This table lists symptoms that people with this disease may have. For most diseases, symptoms will vary from person to person. People with the same disease may not have all the symptoms listed. This information comes from a database called the Human Phenotype Ontology (HPO) . The HPO collects information on symptoms that have been described in medical resources. The HPO is updated regularly. Use the HPO ID to access more in-depth information about a symptom.
|Medical Terms||Other Names||
|80%-99% of people have these symptoms|
|Abnormal metabolic brain
Elevated blood glycine levels
|Hypoplasia of the
Underdevelopment of part of brain called corpus callosum
|30%-79% of people have these symptoms|
Difficult to breathe[ more ]
|Generalized myoclonic seizures||0002123|
|Percent of people who have these symptoms is not available through HPO|
|Agenesis of corpus callosum||0001274|
Aggressiveness[ more ]
|Death in infancy||
Lethal in infancy[ more ]
Decreased muscle tone
Low muscle tone[ more ]
More active than typical
High urine glycine levels
Decreased reflex response
Decreased reflexes[ more ]
Mental retardation, nonspecific
Mental-retardation[ more ]
Low or weak muscle tone
The goal of treatment is to reduce the amount of glycine in the plasma (blood). Treatment may involve a medication called sodium benzoate, which binds with glycine allowing it to be passed out in the urine, and dextromethorphan, ketamine, or felbamate, which block some of the harmful effects of excessive glycine. These treatments may help control seizures, increase alertness, and in mildly affected individuals, improve behavior. Drug dosage must be individually tailored and requires regular and careful monitoring. Studies regarding the effectiveness of these treatments are ongoing. Mildly affected individuals may receive the greatest benefit from treatment, particularly if treatment is started early.
Other treatments include drugs to control seizures (anti-epileptic drugs); assistive devices or surgeries to aid with feeding and swallowing (e.g., gastrostomy tube);
For further details on treatment, please visit the following link to GeneReviews. GeneReviews provides current, expert-authored, peer-reviewed, full-text articles describing the application of
If you need medical advice, you can look for doctors or other healthcare professionals who have experience with this disease. You may find these specialists through advocacy organizations, clinical trials, or articles published in medical journals. You may also want to contact a university or tertiary medical center in your area, because these centers tend to see more complex cases and have the latest technology and treatments.
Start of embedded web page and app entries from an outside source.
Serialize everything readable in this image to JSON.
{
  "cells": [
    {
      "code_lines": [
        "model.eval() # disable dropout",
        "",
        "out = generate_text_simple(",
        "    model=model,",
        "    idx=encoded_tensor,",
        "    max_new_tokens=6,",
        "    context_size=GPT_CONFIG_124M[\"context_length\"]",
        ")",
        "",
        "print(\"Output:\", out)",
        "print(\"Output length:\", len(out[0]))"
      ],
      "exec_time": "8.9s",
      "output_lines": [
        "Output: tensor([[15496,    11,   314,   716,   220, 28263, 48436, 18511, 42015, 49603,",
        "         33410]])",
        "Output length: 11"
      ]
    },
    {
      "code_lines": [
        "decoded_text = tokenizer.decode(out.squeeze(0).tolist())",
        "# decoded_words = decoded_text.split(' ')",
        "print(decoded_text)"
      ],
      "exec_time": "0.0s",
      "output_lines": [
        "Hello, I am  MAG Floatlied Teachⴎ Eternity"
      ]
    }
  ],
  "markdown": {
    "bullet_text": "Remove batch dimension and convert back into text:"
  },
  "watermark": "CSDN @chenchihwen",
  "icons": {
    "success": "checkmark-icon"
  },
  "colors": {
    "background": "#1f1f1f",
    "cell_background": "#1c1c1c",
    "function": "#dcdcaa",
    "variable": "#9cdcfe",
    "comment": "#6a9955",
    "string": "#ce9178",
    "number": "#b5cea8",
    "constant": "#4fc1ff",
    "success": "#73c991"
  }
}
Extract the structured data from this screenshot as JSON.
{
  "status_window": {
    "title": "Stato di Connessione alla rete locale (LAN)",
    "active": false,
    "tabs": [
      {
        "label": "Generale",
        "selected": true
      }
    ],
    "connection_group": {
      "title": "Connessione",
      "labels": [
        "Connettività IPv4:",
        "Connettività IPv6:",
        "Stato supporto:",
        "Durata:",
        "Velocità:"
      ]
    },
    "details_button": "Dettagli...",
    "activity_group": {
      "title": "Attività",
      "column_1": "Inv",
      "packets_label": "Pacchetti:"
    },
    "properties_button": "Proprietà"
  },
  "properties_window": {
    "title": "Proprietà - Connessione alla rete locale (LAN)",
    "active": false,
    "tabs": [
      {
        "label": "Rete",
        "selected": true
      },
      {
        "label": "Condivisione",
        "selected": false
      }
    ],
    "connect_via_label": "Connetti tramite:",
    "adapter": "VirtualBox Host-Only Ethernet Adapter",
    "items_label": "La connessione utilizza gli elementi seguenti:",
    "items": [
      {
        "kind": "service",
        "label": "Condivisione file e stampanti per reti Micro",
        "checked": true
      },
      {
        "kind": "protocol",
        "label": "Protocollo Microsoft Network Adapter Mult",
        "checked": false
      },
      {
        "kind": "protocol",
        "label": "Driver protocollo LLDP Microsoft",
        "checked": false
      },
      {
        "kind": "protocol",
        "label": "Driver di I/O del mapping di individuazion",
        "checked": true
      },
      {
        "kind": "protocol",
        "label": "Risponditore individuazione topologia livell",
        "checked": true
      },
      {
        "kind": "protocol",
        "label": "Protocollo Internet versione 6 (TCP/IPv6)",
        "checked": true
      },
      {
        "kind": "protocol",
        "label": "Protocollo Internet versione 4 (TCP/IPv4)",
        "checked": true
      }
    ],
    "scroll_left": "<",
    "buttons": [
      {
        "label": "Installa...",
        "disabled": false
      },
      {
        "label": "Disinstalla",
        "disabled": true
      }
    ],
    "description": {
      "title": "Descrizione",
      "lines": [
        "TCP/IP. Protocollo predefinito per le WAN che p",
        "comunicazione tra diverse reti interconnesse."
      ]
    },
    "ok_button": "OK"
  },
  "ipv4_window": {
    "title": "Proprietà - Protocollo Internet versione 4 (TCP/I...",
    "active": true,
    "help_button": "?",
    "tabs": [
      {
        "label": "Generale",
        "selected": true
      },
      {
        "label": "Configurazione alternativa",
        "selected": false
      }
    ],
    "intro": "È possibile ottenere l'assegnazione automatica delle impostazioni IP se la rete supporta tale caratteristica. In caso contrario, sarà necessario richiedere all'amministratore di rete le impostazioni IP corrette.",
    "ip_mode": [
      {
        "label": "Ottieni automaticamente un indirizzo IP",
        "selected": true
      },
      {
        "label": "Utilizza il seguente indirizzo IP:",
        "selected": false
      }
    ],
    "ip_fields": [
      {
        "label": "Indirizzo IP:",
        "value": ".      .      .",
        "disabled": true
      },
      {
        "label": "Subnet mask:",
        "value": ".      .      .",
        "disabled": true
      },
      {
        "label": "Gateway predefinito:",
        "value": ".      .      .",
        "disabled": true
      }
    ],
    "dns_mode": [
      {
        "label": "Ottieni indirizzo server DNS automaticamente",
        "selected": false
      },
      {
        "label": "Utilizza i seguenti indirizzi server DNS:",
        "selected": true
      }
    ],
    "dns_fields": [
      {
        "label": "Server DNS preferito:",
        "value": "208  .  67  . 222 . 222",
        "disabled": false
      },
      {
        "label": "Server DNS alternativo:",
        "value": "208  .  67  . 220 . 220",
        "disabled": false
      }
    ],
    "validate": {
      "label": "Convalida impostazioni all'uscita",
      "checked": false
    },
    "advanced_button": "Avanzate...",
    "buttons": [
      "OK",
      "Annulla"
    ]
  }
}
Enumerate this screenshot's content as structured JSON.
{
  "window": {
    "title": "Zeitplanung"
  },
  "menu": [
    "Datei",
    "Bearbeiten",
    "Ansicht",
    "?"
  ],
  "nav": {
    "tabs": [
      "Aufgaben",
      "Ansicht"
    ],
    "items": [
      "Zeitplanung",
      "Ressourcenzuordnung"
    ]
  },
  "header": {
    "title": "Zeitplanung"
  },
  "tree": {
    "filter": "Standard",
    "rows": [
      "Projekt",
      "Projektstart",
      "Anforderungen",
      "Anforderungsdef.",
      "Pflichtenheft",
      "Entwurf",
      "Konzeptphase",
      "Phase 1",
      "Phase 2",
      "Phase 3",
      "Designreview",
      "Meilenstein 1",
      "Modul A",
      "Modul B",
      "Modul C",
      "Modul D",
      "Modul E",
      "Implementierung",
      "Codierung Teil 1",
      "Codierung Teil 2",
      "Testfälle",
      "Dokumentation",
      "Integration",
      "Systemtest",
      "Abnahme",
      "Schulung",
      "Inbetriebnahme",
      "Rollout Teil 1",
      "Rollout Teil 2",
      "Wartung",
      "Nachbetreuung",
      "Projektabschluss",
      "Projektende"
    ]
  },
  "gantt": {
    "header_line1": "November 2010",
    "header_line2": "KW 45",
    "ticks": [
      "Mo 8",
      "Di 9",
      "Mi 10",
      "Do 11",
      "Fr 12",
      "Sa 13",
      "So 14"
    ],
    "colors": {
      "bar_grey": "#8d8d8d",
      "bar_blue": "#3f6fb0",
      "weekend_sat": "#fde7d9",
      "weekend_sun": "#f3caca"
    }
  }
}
If you can’t find a specialist in your local area, try contacting national or international specialists. They may be able to refer you to someone they know through conferences or research efforts. Some specialists may be willing to consult with you or your local doctors over the phone or by email if you can't travel to them for care.
You can find more tips in our guide, How to Find a Disease Specialist. We also encourage you to explore the rest of this page to find resources that can help you find specialists.
Related diseases are conditions that have similar signs and symptoms. A health care provider may consider these conditions in the table below when making a diagnosis. Please note that the table may not include all the possible conditions related to this disease.
Conditions with similar signs and symptoms from Orphanet
Differential diagnosis includes organic acidemias that may present hyperglycinemia such as D-glyceric acidemia, propionic acidemia, methylmalonic acidemia, isovaleric acidemia, and ketoacidosis due to beta-ketothiolase deficiency (see these terms). Conditions characterized by neonatal seizures should also be considered. Valproate treatment may cause hyperglycinemia.
Visit the Orphanet disease page for more information.
Support and advocacy groups can help you connect with other patients and families, and they can provide valuable services. Many develop patient-centered information and are the driving force behind research for better treatments and possible cures. They can direct you to research, resources, and services. Many organizations also have experts who serve as medical advisors or provide lists of doctors/clinics. Visit the group’s website or contact them to learn about the services they offer. Inclusion on this list is not an endorsement by GARD.
Living with a genetic or rare disease can impact the daily lives of patients and families. These resources can help families navigate various aspects of living with a rare disease.
These resources provide more information about this condition or associated symptoms. The in-depth resources contain medical and scientific language that may be hard to understand. You may want to review these resources with a medical professional.
Questions sent to GARD may be posted here if the information could be helpful to others. We remove all identifying information when posting a question to protect your privacy. If you do not want your question posted, please let us know. Submit a new question
My granddaughter has just been diagnosed with glycine encephalopathy. She is 3 months old. All the articles we have read are very complicated. What is glycine encephalopathy about? What treatment is there and what are her survival chances? See answer
Is it necessary to restrict protein intake in children that have this disorder? If so, what are the risks if protein intake is not restricted? See answer
My son has NKH and is my first born child. What is the chance my next child will have NKH if he has a different father? See answer